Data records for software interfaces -
▼▼▼
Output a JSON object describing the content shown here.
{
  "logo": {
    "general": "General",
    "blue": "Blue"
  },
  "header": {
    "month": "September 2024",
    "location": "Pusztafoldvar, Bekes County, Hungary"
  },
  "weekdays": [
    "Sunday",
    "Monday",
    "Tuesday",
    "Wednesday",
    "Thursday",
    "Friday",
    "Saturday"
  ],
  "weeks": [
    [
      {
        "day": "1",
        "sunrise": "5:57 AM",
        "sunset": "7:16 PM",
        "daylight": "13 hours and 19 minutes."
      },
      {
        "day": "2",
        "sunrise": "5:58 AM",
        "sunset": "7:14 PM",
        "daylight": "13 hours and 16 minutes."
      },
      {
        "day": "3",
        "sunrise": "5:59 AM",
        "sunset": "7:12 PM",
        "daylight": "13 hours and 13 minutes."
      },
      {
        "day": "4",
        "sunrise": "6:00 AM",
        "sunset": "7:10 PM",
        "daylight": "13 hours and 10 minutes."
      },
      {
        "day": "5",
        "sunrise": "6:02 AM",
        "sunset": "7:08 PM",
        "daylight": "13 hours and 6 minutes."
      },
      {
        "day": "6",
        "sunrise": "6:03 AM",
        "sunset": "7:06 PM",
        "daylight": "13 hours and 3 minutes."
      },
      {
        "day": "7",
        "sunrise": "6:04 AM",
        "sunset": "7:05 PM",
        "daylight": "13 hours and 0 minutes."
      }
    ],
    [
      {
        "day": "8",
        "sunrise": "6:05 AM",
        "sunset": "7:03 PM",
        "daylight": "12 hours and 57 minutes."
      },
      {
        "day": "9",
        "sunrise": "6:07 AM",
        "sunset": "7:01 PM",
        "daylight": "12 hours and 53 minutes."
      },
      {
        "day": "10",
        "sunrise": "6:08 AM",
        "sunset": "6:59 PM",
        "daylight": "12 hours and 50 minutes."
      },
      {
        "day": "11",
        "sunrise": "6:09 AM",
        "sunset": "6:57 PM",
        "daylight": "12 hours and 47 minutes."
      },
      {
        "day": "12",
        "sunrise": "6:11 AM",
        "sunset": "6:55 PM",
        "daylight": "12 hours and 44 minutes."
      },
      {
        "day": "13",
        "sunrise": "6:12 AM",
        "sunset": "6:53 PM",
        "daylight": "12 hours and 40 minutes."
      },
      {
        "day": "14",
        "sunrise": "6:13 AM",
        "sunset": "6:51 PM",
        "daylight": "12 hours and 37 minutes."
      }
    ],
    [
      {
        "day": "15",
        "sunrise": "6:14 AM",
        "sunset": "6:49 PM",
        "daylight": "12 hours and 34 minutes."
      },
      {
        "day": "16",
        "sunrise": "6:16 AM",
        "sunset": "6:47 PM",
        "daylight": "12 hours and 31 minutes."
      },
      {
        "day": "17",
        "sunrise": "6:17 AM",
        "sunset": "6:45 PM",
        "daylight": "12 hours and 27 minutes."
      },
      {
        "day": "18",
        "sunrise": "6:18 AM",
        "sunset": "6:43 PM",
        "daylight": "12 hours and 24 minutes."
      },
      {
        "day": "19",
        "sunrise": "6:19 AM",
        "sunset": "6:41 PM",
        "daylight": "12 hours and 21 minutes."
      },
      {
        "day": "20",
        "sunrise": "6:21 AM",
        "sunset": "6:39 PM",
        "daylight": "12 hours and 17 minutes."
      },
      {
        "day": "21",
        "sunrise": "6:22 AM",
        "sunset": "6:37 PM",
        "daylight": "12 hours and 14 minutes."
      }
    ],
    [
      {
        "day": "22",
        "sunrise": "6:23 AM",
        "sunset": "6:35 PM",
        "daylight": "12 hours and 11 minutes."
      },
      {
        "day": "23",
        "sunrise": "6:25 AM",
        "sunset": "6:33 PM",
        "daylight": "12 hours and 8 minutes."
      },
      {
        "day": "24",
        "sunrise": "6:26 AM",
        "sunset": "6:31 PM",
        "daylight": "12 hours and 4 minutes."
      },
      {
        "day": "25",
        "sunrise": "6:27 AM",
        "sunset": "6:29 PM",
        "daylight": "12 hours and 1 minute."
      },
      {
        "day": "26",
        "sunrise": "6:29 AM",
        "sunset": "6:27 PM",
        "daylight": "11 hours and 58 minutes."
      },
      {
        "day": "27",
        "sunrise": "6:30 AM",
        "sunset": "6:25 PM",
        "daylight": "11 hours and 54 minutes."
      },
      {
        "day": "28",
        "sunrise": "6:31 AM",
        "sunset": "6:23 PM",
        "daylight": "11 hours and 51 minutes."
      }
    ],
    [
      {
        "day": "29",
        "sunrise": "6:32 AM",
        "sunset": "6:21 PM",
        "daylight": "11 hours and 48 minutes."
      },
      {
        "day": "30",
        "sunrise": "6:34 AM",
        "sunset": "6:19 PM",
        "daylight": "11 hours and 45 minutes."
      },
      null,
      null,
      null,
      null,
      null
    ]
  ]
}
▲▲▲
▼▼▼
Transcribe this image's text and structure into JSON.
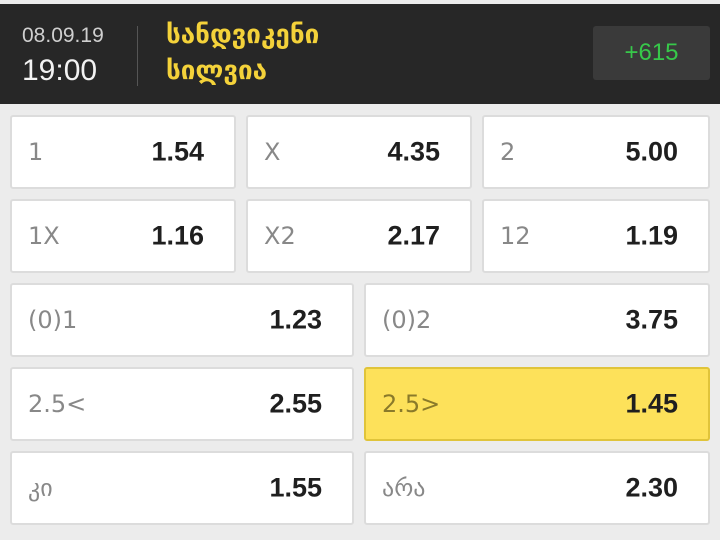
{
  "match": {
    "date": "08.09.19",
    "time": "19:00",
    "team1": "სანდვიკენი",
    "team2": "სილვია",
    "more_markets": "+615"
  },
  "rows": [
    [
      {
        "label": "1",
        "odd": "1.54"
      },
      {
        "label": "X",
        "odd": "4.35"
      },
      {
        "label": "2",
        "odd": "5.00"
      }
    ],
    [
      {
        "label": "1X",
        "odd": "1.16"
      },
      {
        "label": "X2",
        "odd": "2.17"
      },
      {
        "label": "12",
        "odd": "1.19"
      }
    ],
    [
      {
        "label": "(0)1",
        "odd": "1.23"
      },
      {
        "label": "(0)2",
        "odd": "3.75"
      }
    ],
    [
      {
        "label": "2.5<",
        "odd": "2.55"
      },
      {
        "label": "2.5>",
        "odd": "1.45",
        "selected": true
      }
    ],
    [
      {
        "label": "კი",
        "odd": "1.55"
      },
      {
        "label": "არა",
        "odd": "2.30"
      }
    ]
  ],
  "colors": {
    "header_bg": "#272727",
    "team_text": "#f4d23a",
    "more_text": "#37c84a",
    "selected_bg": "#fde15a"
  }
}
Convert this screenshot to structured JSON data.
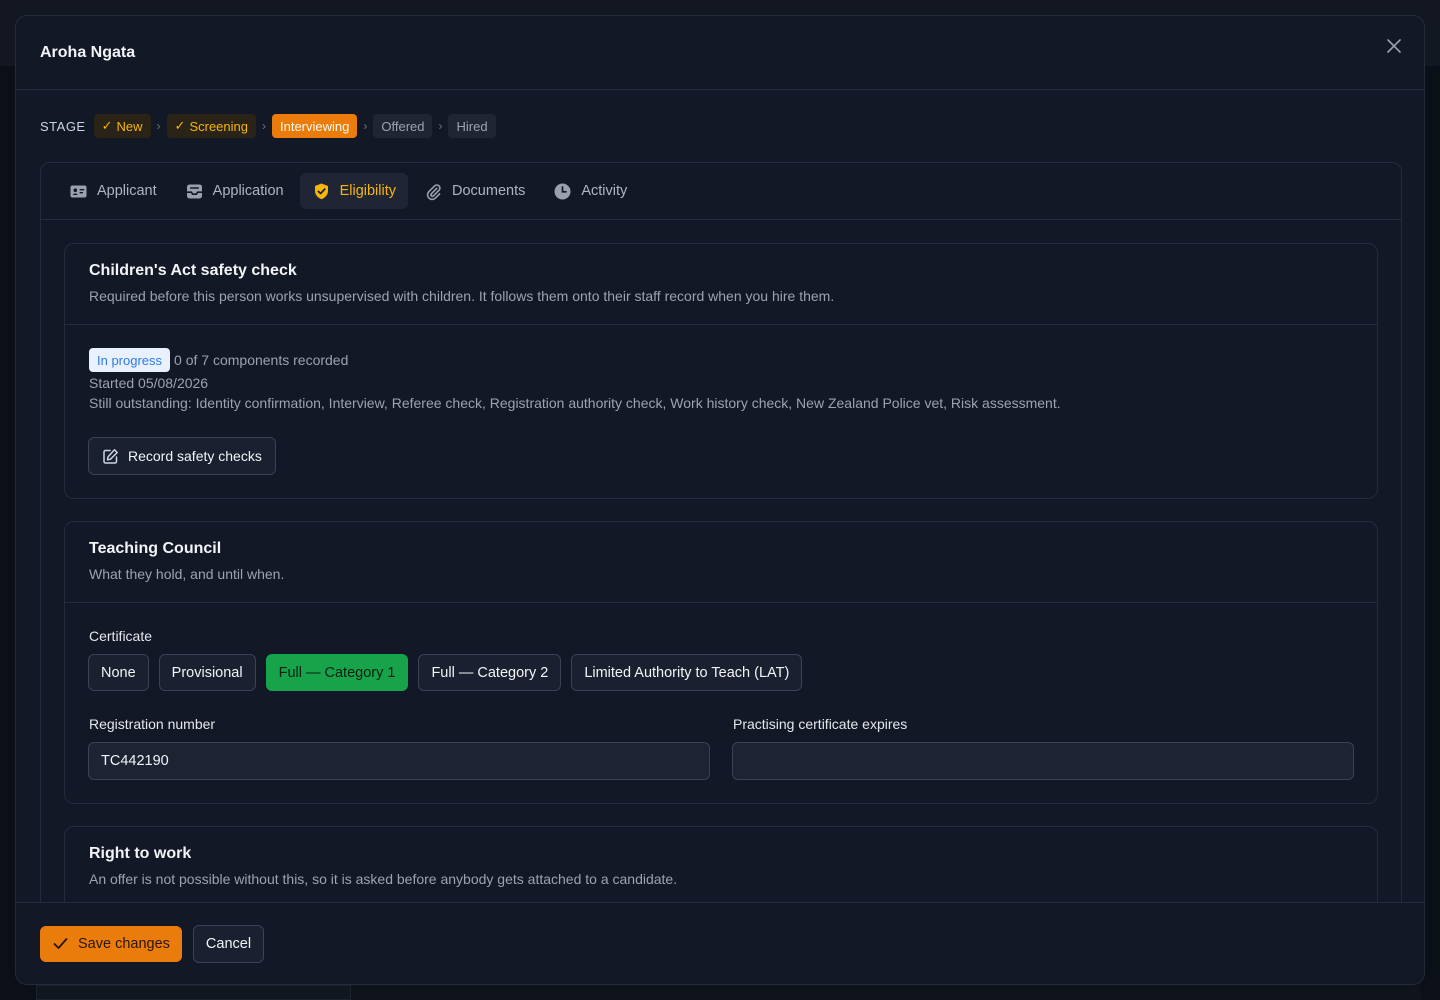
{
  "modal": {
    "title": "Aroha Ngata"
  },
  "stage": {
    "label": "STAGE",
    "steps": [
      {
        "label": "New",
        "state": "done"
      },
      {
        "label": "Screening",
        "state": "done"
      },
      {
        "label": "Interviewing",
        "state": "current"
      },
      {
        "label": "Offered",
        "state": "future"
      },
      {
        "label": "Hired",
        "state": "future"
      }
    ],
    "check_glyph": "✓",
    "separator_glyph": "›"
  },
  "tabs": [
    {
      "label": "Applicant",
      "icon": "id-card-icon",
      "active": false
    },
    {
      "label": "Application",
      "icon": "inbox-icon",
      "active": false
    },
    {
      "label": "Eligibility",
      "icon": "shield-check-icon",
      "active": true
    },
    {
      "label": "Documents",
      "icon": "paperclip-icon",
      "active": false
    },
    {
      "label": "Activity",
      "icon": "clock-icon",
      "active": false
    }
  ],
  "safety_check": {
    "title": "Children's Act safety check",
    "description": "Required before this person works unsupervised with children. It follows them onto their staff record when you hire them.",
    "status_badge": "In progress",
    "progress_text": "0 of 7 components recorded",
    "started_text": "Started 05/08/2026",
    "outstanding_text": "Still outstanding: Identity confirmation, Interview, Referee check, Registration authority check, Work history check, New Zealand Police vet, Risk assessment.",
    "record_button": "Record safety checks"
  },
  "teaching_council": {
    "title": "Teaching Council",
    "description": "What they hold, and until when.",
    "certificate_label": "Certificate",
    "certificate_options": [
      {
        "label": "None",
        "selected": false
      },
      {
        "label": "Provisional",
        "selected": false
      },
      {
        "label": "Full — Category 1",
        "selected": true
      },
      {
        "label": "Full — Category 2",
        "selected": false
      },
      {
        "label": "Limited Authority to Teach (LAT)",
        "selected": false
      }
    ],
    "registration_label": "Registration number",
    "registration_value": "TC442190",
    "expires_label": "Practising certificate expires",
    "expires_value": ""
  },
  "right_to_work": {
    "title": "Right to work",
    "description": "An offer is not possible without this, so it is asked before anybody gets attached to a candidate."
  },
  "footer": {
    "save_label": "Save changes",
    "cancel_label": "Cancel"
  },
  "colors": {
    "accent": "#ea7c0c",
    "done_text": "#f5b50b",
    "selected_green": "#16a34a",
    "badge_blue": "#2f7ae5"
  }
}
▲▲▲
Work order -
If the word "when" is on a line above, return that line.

Task response -
    "description": "Required before this person works unsupervised with children. It follows them onto their staff record when you hire them.",
    "description": "What they hold, and until when.",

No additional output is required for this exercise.